You can help inspire the courage and conviction needed to stand up and speak out against the injustice being done to the people of Afghanistan by attending this important screening. We usually do not charge for our events, but we need to raise more money to make a difference with our efforts in this area. Donation suggestion for admission is only $20, and you’ll receive a FREE copy of the Rethink Afghanistan DVD to take home to share.
Prior to the screening there will be a reception where you’ll have the rare opportunity to meet Daniel Ellsberg, Matthew Hoh, Sonali Kolhatkar and Robert Greenwald. Hear their thoughts in a more intimate setting for a donation of just $100, and receive a year-long subscription to our Brave New Conversations series as well.
“Rethink Afghanistan,” …is being produced and released in segments by the political documentary filmmaker Robert Greenwald. In six episodes so far, Mr. Greenwald has used interviews with academics, Afghans and former C.I.A. operatives to raise questions about civilian casualties, women’s rights, the cost of war and whether it has made the United States safer.
The episodes, some as short as two minutes, are circulated via Twitter, YouTube, Facebook and blogs. Antiwar groups are also screening them with members of Congress.
I do have one quibble with the NYT’s characterization of the movement, however. Many of the groups mentioned have been consistent in their opposition to war, regardless of whether a Democrat or Republican sat in the White House. While it’s true that many have been reluctant to publicly oppose President Obama, others have stood on street corners, badgered their representatives, held screenings of Rethink Afghanistan in their local communities, and worked against a massive public desire to sink into obliviousness now that George W. Bush is back in Texas. As Robert put it in the NYT piece, it’s been “lonely out there,” and the folks who’ve been out there from the beginning deserve a pat on the back for helping to swing public opinion against this war.
That’s not to say that there aren’t people working to kill the energy of the nascent movement to end the war in Afghanistan. Even some who were with us on Iraq are trying to stop the turning of the tide:
“People do not want to take on the administration,” said Jon Soltz, chairman of VoteVets.org. “Generating the kind of money that would be required to challenge the president’s policies just isn’t going to happen.”
…Others, like VoteVets.org, support the American military presence in Afghanistan, calling it crucial to fighting terrorism.
Hide and watch, Mr. Soltz.
(Derrick Crowe is the Afghanistan blog fellow for Brave New Foundation / The Seminal.)
El periodista y anfitrión del programa de Telemundo “El Contexto” Ruben Luengas habló sinceramente con Robert Greenwald, productor de Brave New Foundation, en los asuntos mayores frente a la guerra en Afganistán. Mientras la mayoría de norteamericanos forma sus opiniones en Afganistán leyendo las noticias, nadie sabe la realidad que se encuntra en el país. Sin embargo, cinematográfico documental Robert Greenwald ha estado manteniendo un ojo cercano en Afganistán habiendo visitado recientemente Kabul y trabajando actualmente en su último proyecto Repensar Afganistán.

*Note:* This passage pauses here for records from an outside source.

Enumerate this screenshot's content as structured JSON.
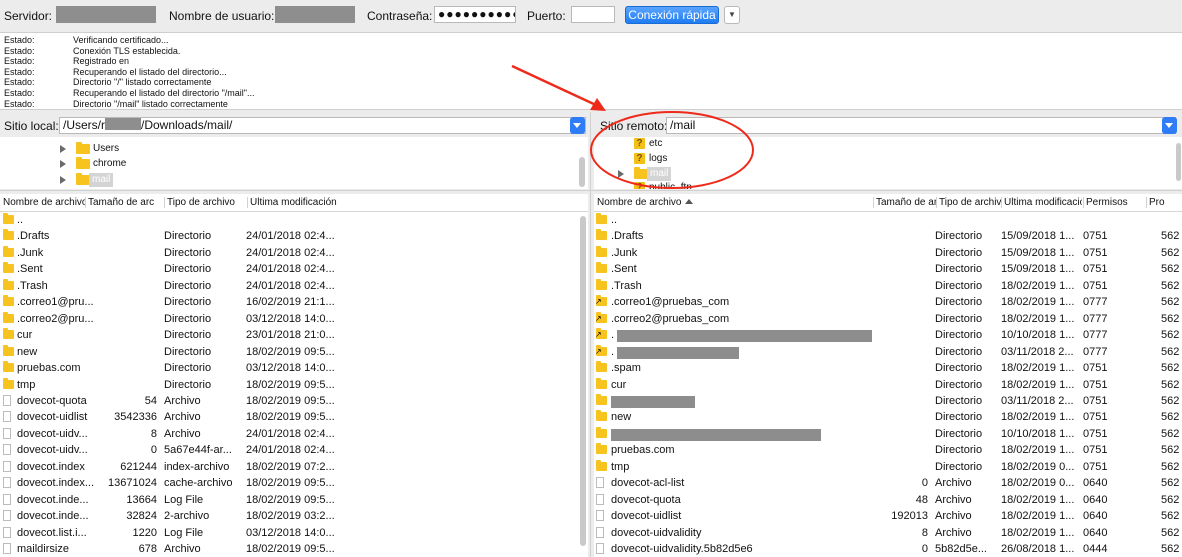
{
  "quickconnect": {
    "server_label": "Servidor:",
    "user_label": "Nombre de usuario:",
    "password_label": "Contraseña:",
    "password_value": "●●●●●●●●●●●",
    "port_label": "Puerto:",
    "port_value": "",
    "connect_button": "Conexión rápida",
    "dropdown_icon": "chevron-down-icon"
  },
  "log": [
    {
      "label": "Estado:",
      "msg": "Verificando certificado..."
    },
    {
      "label": "Estado:",
      "msg": "Conexión TLS establecida."
    },
    {
      "label": "Estado:",
      "msg": "Registrado en"
    },
    {
      "label": "Estado:",
      "msg": "Recuperando el listado del directorio..."
    },
    {
      "label": "Estado:",
      "msg": "Directorio \"/\" listado correctamente"
    },
    {
      "label": "Estado:",
      "msg": "Recuperando el listado del directorio \"/mail\"..."
    },
    {
      "label": "Estado:",
      "msg": "Directorio \"/mail\" listado correctamente"
    }
  ],
  "local": {
    "site_label": "Sitio local:",
    "path_start": "/Users/r",
    "path_end": "/Downloads/mail/",
    "tree": [
      "Users",
      "chrome",
      "mail"
    ],
    "headers": [
      "Nombre de archivo",
      "Tamaño de arc",
      "Tipo de archivo",
      "Última modificación"
    ],
    "rows": [
      {
        "name": "..",
        "size": "",
        "type": "",
        "mod": "",
        "kind": "folder"
      },
      {
        "name": ".Drafts",
        "size": "",
        "type": "Directorio",
        "mod": "24/01/2018 02:4...",
        "kind": "folder"
      },
      {
        "name": ".Junk",
        "size": "",
        "type": "Directorio",
        "mod": "24/01/2018 02:4...",
        "kind": "folder"
      },
      {
        "name": ".Sent",
        "size": "",
        "type": "Directorio",
        "mod": "24/01/2018 02:4...",
        "kind": "folder"
      },
      {
        "name": ".Trash",
        "size": "",
        "type": "Directorio",
        "mod": "24/01/2018 02:4...",
        "kind": "folder"
      },
      {
        "name": ".correo1@pru...",
        "size": "",
        "type": "Directorio",
        "mod": "16/02/2019 21:1...",
        "kind": "folder"
      },
      {
        "name": ".correo2@pru...",
        "size": "",
        "type": "Directorio",
        "mod": "03/12/2018 14:0...",
        "kind": "folder"
      },
      {
        "name": "cur",
        "size": "",
        "type": "Directorio",
        "mod": "23/01/2018 21:0...",
        "kind": "folder"
      },
      {
        "name": "new",
        "size": "",
        "type": "Directorio",
        "mod": "18/02/2019 09:5...",
        "kind": "folder"
      },
      {
        "name": "pruebas.com",
        "size": "",
        "type": "Directorio",
        "mod": "03/12/2018 14:0...",
        "kind": "folder"
      },
      {
        "name": "tmp",
        "size": "",
        "type": "Directorio",
        "mod": "18/02/2019 09:5...",
        "kind": "folder"
      },
      {
        "name": "dovecot-quota",
        "size": "54",
        "type": "Archivo",
        "mod": "18/02/2019 09:5...",
        "kind": "file"
      },
      {
        "name": "dovecot-uidlist",
        "size": "3542336",
        "type": "Archivo",
        "mod": "18/02/2019 09:5...",
        "kind": "file"
      },
      {
        "name": "dovecot-uidv...",
        "size": "8",
        "type": "Archivo",
        "mod": "24/01/2018 02:4...",
        "kind": "file"
      },
      {
        "name": "dovecot-uidv...",
        "size": "0",
        "type": "5a67e44f-ar...",
        "mod": "24/01/2018 02:4...",
        "kind": "file"
      },
      {
        "name": "dovecot.index",
        "size": "621244",
        "type": "index-archivo",
        "mod": "18/02/2019 07:2...",
        "kind": "file"
      },
      {
        "name": "dovecot.index...",
        "size": "13671024",
        "type": "cache-archivo",
        "mod": "18/02/2019 09:5...",
        "kind": "file"
      },
      {
        "name": "dovecot.inde...",
        "size": "13664",
        "type": "Log File",
        "mod": "18/02/2019 09:5...",
        "kind": "file"
      },
      {
        "name": "dovecot.inde...",
        "size": "32824",
        "type": "2-archivo",
        "mod": "18/02/2019 03:2...",
        "kind": "file"
      },
      {
        "name": "dovecot.list.i...",
        "size": "1220",
        "type": "Log File",
        "mod": "03/12/2018 14:0...",
        "kind": "file"
      },
      {
        "name": "maildirsize",
        "size": "678",
        "type": "Archivo",
        "mod": "18/02/2019 09:5...",
        "kind": "file"
      }
    ]
  },
  "remote": {
    "site_label": "Sitio remoto:",
    "path": "/mail",
    "tree": [
      "etc",
      "logs",
      "mail",
      "public_ftp"
    ],
    "headers": [
      "Nombre de archivo",
      "Tamaño de arc",
      "Tipo de archivo",
      "Última modificació",
      "Permisos",
      "Pro"
    ],
    "rows": [
      {
        "name": "..",
        "size": "",
        "type": "",
        "mod": "",
        "perm": "",
        "own": "",
        "kind": "folder"
      },
      {
        "name": ".Drafts",
        "size": "",
        "type": "Directorio",
        "mod": "15/09/2018 1...",
        "perm": "0751",
        "own": "562",
        "kind": "folder"
      },
      {
        "name": ".Junk",
        "size": "",
        "type": "Directorio",
        "mod": "15/09/2018 1...",
        "perm": "0751",
        "own": "562",
        "kind": "folder"
      },
      {
        "name": ".Sent",
        "size": "",
        "type": "Directorio",
        "mod": "15/09/2018 1...",
        "perm": "0751",
        "own": "562",
        "kind": "folder"
      },
      {
        "name": ".Trash",
        "size": "",
        "type": "Directorio",
        "mod": "18/02/2019 1...",
        "perm": "0751",
        "own": "562",
        "kind": "folder"
      },
      {
        "name": ".correo1@pruebas_com",
        "size": "",
        "type": "Directorio",
        "mod": "18/02/2019 1...",
        "perm": "0777",
        "own": "562",
        "kind": "link"
      },
      {
        "name": ".correo2@pruebas_com",
        "size": "",
        "type": "Directorio",
        "mod": "18/02/2019 1...",
        "perm": "0777",
        "own": "562",
        "kind": "link"
      },
      {
        "name": ".",
        "size": "",
        "type": "Directorio",
        "mod": "10/10/2018 1...",
        "perm": "0777",
        "own": "562",
        "kind": "link",
        "redact": 255
      },
      {
        "name": ".",
        "size": "",
        "type": "Directorio",
        "mod": "03/11/2018 2...",
        "perm": "0777",
        "own": "562",
        "kind": "link",
        "redact": 122
      },
      {
        "name": ".spam",
        "size": "",
        "type": "Directorio",
        "mod": "18/02/2019 1...",
        "perm": "0751",
        "own": "562",
        "kind": "folder"
      },
      {
        "name": "cur",
        "size": "",
        "type": "Directorio",
        "mod": "18/02/2019 1...",
        "perm": "0751",
        "own": "562",
        "kind": "folder"
      },
      {
        "name": "",
        "size": "",
        "type": "Directorio",
        "mod": "03/11/2018 2...",
        "perm": "0751",
        "own": "562",
        "kind": "folder",
        "redact": 84
      },
      {
        "name": "new",
        "size": "",
        "type": "Directorio",
        "mod": "18/02/2019 1...",
        "perm": "0751",
        "own": "562",
        "kind": "folder"
      },
      {
        "name": "",
        "size": "",
        "type": "Directorio",
        "mod": "10/10/2018 1...",
        "perm": "0751",
        "own": "562",
        "kind": "folder",
        "redact": 210
      },
      {
        "name": "pruebas.com",
        "size": "",
        "type": "Directorio",
        "mod": "18/02/2019 1...",
        "perm": "0751",
        "own": "562",
        "kind": "folder"
      },
      {
        "name": "tmp",
        "size": "",
        "type": "Directorio",
        "mod": "18/02/2019 0...",
        "perm": "0751",
        "own": "562",
        "kind": "folder"
      },
      {
        "name": "dovecot-acl-list",
        "size": "0",
        "type": "Archivo",
        "mod": "18/02/2019 0...",
        "perm": "0640",
        "own": "562",
        "kind": "file"
      },
      {
        "name": "dovecot-quota",
        "size": "48",
        "type": "Archivo",
        "mod": "18/02/2019 1...",
        "perm": "0640",
        "own": "562",
        "kind": "file"
      },
      {
        "name": "dovecot-uidlist",
        "size": "192013",
        "type": "Archivo",
        "mod": "18/02/2019 1...",
        "perm": "0640",
        "own": "562",
        "kind": "file"
      },
      {
        "name": "dovecot-uidvalidity",
        "size": "8",
        "type": "Archivo",
        "mod": "18/02/2019 1...",
        "perm": "0640",
        "own": "562",
        "kind": "file"
      },
      {
        "name": "dovecot-uidvalidity.5b82d5e6",
        "size": "0",
        "type": "5b82d5e...",
        "mod": "26/08/2018 1...",
        "perm": "0444",
        "own": "562",
        "kind": "file"
      }
    ]
  },
  "annotation": {
    "color": "#ee2a1b"
  }
}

En su reportaje, “Infierno en Afganistán,” Ruben Luengas afirma que cuando utilizamos el poder militar para resolver lo que es en esencia un problema político y económico, el resultado es la muerte y accidentes civiles en gran parte debido a política exterior de EEUU. Por ejemplo, en el documental se destaca una anciana con cinco nietos que han perdido a sus padres debido a la guerra. Ella, un anciano con una pierna amputada, se confronta con la responsabilidad de cuidar por sus nietos sin poder trabajar. En el documental ella prefiere morirse antes que vivir la manera en que ella y sus nietos viven actualmente. Otro ejemplo destaca a un padre que pone a su joven hija arriba en venta para ganar dinero para alimentar a otros miembros de la familia.